## Dataset extract
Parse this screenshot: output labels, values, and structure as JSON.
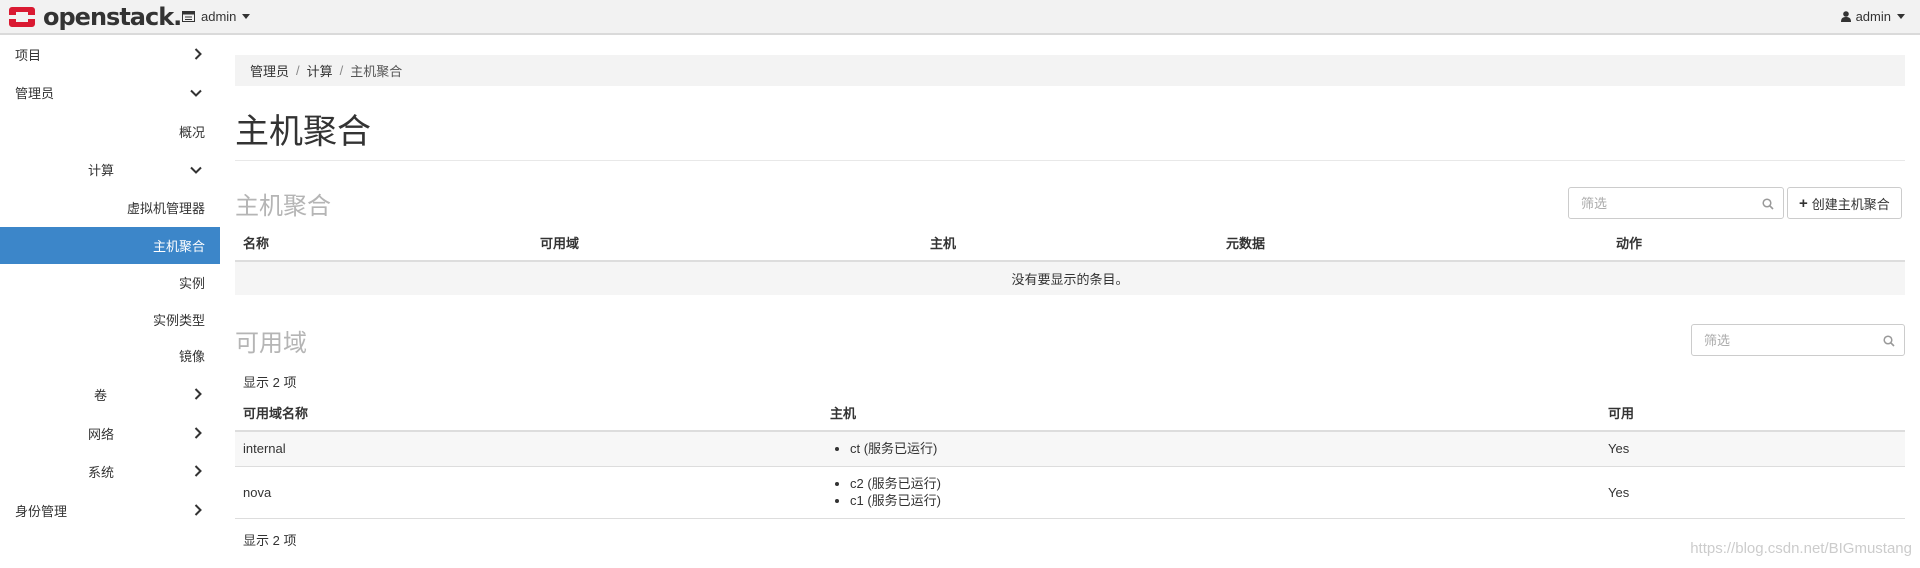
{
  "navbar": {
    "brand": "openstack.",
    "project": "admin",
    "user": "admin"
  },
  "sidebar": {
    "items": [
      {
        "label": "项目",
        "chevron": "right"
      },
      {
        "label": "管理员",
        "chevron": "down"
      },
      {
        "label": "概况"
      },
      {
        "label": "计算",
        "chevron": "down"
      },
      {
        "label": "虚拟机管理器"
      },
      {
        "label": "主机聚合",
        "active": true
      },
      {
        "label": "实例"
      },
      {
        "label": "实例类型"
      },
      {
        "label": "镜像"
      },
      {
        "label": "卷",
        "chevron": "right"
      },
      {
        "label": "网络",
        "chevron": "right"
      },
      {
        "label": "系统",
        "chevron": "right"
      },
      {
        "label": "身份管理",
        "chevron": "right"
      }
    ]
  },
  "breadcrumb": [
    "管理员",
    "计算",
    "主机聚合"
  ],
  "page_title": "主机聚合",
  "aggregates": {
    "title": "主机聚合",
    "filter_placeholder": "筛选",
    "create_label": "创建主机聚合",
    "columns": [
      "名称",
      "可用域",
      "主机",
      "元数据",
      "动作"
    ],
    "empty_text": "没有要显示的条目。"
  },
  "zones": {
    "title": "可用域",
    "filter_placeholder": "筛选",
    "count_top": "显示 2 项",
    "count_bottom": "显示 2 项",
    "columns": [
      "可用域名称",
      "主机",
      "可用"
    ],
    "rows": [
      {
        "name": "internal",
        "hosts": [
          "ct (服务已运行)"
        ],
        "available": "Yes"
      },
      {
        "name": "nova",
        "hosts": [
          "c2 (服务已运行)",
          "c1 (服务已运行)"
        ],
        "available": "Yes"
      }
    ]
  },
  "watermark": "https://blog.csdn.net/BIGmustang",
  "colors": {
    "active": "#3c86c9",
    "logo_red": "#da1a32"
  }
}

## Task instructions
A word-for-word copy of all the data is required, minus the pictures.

## Answer to the problem
Parse this screenshot: output labels, values, and structure as JSON.
{
  "navbar": {
    "brand": "openstack.",
    "project": "admin",
    "user": "admin"
  },
  "sidebar": {
    "items": [
      {
        "label": "项目",
        "chevron": "right"
      },
      {
        "label": "管理员",
        "chevron": "down"
      },
      {
        "label": "概况"
      },
      {
        "label": "计算",
        "chevron": "down"
      },
      {
        "label": "虚拟机管理器"
      },
      {
        "label": "主机聚合",
        "active": true
      },
      {
        "label": "实例"
      },
      {
        "label": "实例类型"
      },
      {
        "label": "镜像"
      },
      {
        "label": "卷",
        "chevron": "right"
      },
      {
        "label": "网络",
        "chevron": "right"
      },
      {
        "label": "系统",
        "chevron": "right"
      },
      {
        "label": "身份管理",
        "chevron": "right"
      }
    ]
  },
  "breadcrumb": [
    "管理员",
    "计算",
    "主机聚合"
  ],
  "page_title": "主机聚合",
  "aggregates": {
    "title": "主机聚合",
    "filter_placeholder": "筛选",
    "create_label": "创建主机聚合",
    "columns": [
      "名称",
      "可用域",
      "主机",
      "元数据",
      "动作"
    ],
    "empty_text": "没有要显示的条目。"
  },
  "zones": {
    "title": "可用域",
    "filter_placeholder": "筛选",
    "count_top": "显示 2 项",
    "count_bottom": "显示 2 项",
    "columns": [
      "可用域名称",
      "主机",
      "可用"
    ],
    "rows": [
      {
        "name": "internal",
        "hosts": [
          "ct (服务已运行)"
        ],
        "available": "Yes"
      },
      {
        "name": "nova",
        "hosts": [
          "c2 (服务已运行)",
          "c1 (服务已运行)"
        ],
        "available": "Yes"
      }
    ]
  },
  "watermark": "https://blog.csdn.net/BIGmustang",
  "colors": {
    "active": "#3c86c9",
    "logo_red": "#da1a32"
  }
}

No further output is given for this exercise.